[Work task]:
Each entry must appear in the answer exactly as given.

*** Given data ***

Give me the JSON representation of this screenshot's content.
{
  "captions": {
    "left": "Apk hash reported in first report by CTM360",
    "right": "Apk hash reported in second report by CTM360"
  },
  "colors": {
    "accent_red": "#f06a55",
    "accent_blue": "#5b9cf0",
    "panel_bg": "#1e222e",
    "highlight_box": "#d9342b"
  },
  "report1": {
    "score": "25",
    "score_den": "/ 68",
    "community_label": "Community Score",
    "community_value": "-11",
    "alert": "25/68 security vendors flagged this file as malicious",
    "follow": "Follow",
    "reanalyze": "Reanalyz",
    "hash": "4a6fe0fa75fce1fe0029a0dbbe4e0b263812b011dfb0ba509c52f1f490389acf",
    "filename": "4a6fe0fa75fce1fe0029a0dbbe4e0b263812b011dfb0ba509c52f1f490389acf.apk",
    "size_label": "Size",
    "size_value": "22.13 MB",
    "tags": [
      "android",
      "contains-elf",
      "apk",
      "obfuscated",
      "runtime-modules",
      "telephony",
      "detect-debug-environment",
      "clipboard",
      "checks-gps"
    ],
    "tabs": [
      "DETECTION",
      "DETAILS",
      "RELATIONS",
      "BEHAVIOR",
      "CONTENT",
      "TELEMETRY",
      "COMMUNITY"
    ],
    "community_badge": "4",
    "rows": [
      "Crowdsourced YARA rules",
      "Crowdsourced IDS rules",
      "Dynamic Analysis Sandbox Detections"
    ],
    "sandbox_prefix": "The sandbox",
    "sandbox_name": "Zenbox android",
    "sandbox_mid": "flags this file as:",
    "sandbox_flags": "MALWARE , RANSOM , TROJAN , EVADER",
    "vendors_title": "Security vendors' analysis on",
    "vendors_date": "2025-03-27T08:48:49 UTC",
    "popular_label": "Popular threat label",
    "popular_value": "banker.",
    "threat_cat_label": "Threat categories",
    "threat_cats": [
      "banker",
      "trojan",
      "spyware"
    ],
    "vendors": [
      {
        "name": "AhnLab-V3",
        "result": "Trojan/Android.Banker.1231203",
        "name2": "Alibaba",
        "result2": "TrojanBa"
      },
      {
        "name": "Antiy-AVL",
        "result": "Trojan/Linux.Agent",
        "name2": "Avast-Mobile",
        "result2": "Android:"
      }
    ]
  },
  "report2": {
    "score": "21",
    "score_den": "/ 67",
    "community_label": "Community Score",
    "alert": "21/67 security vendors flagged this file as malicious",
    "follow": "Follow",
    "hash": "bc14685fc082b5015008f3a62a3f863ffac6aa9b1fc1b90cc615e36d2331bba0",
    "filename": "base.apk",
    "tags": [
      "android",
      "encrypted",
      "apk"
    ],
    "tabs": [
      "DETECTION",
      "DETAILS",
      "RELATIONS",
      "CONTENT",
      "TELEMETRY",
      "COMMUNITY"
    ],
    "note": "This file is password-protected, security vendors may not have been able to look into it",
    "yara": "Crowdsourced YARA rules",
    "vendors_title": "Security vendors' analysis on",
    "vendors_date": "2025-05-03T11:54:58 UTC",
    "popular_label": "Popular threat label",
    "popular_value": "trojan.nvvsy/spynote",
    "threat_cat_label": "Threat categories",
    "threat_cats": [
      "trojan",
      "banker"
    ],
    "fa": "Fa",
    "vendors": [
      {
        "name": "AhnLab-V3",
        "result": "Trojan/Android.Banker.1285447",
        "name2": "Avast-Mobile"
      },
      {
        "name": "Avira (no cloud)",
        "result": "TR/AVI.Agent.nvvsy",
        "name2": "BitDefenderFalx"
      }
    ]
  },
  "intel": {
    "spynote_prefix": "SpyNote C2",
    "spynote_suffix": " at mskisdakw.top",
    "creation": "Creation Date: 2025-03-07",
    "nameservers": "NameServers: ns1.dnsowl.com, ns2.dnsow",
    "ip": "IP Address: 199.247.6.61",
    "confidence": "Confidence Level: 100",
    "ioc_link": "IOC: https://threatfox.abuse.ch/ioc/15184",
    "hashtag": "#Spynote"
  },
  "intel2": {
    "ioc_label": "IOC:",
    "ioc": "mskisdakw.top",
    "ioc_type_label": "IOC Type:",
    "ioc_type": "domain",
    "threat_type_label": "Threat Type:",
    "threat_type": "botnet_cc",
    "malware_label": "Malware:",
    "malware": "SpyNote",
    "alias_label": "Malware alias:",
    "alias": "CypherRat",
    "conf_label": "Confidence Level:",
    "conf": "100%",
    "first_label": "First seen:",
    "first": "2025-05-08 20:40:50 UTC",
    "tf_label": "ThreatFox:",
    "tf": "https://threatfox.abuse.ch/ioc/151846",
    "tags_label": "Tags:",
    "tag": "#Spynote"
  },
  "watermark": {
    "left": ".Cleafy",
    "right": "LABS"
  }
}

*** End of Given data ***

[The completed task]:
Give me the JSON representation of this screenshot's content.
{
  "captions": {
    "left": "Apk hash reported in first report by CTM360",
    "right": "Apk hash reported in second report by CTM360"
  },
  "colors": {
    "accent_red": "#f06a55",
    "accent_blue": "#5b9cf0",
    "panel_bg": "#1e222e",
    "highlight_box": "#d9342b"
  },
  "report1": {
    "score": "25",
    "score_den": "/ 68",
    "community_label": "Community Score",
    "community_value": "-11",
    "alert": "25/68 security vendors flagged this file as malicious",
    "follow": "Follow",
    "reanalyze": "Reanalyz",
    "hash": "4a6fe0fa75fce1fe0029a0dbbe4e0b263812b011dfb0ba509c52f1f490389acf",
    "filename": "4a6fe0fa75fce1fe0029a0dbbe4e0b263812b011dfb0ba509c52f1f490389acf.apk",
    "size_label": "Size",
    "size_value": "22.13 MB",
    "tags": [
      "android",
      "contains-elf",
      "apk",
      "obfuscated",
      "runtime-modules",
      "telephony",
      "detect-debug-environment",
      "clipboard",
      "checks-gps"
    ],
    "tabs": [
      "DETECTION",
      "DETAILS",
      "RELATIONS",
      "BEHAVIOR",
      "CONTENT",
      "TELEMETRY",
      "COMMUNITY"
    ],
    "community_badge": "4",
    "rows": [
      "Crowdsourced YARA rules",
      "Crowdsourced IDS rules",
      "Dynamic Analysis Sandbox Detections"
    ],
    "sandbox_prefix": "The sandbox",
    "sandbox_name": "Zenbox android",
    "sandbox_mid": "flags this file as:",
    "sandbox_flags": "MALWARE , RANSOM , TROJAN , EVADER",
    "vendors_title": "Security vendors' analysis on",
    "vendors_date": "2025-03-27T08:48:49 UTC",
    "popular_label": "Popular threat label",
    "popular_value": "banker.",
    "threat_cat_label": "Threat categories",
    "threat_cats": [
      "banker",
      "trojan",
      "spyware"
    ],
    "vendors": [
      {
        "name": "AhnLab-V3",
        "result": "Trojan/Android.Banker.1231203",
        "name2": "Alibaba",
        "result2": "TrojanBa"
      },
      {
        "name": "Antiy-AVL",
        "result": "Trojan/Linux.Agent",
        "name2": "Avast-Mobile",
        "result2": "Android:"
      }
    ]
  },
  "report2": {
    "score": "21",
    "score_den": "/ 67",
    "community_label": "Community Score",
    "alert": "21/67 security vendors flagged this file as malicious",
    "follow": "Follow",
    "hash": "bc14685fc082b5015008f3a62a3f863ffac6aa9b1fc1b90cc615e36d2331bba0",
    "filename": "base.apk",
    "tags": [
      "android",
      "encrypted",
      "apk"
    ],
    "tabs": [
      "DETECTION",
      "DETAILS",
      "RELATIONS",
      "CONTENT",
      "TELEMETRY",
      "COMMUNITY"
    ],
    "note": "This file is password-protected, security vendors may not have been able to look into it",
    "yara": "Crowdsourced YARA rules",
    "vendors_title": "Security vendors' analysis on",
    "vendors_date": "2025-05-03T11:54:58 UTC",
    "popular_label": "Popular threat label",
    "popular_value": "trojan.nvvsy/spynote",
    "threat_cat_label": "Threat categories",
    "threat_cats": [
      "trojan",
      "banker"
    ],
    "fa": "Fa",
    "vendors": [
      {
        "name": "AhnLab-V3",
        "result": "Trojan/Android.Banker.1285447",
        "name2": "Avast-Mobile"
      },
      {
        "name": "Avira (no cloud)",
        "result": "TR/AVI.Agent.nvvsy",
        "name2": "BitDefenderFalx"
      }
    ]
  },
  "intel": {
    "spynote_prefix": "SpyNote C2",
    "spynote_suffix": " at mskisdakw.top",
    "creation": "Creation Date: 2025-03-07",
    "nameservers": "NameServers: ns1.dnsowl.com, ns2.dnsow",
    "ip": "IP Address: 199.247.6.61",
    "confidence": "Confidence Level: 100",
    "ioc_link": "IOC: https://threatfox.abuse.ch/ioc/15184",
    "hashtag": "#Spynote"
  },
  "intel2": {
    "ioc_label": "IOC:",
    "ioc": "mskisdakw.top",
    "ioc_type_label": "IOC Type:",
    "ioc_type": "domain",
    "threat_type_label": "Threat Type:",
    "threat_type": "botnet_cc",
    "malware_label": "Malware:",
    "malware": "SpyNote",
    "alias_label": "Malware alias:",
    "alias": "CypherRat",
    "conf_label": "Confidence Level:",
    "conf": "100%",
    "first_label": "First seen:",
    "first": "2025-05-08 20:40:50 UTC",
    "tf_label": "ThreatFox:",
    "tf": "https://threatfox.abuse.ch/ioc/151846",
    "tags_label": "Tags:",
    "tag": "#Spynote"
  },
  "watermark": {
    "left": ".Cleafy",
    "right": "LABS"
  }
}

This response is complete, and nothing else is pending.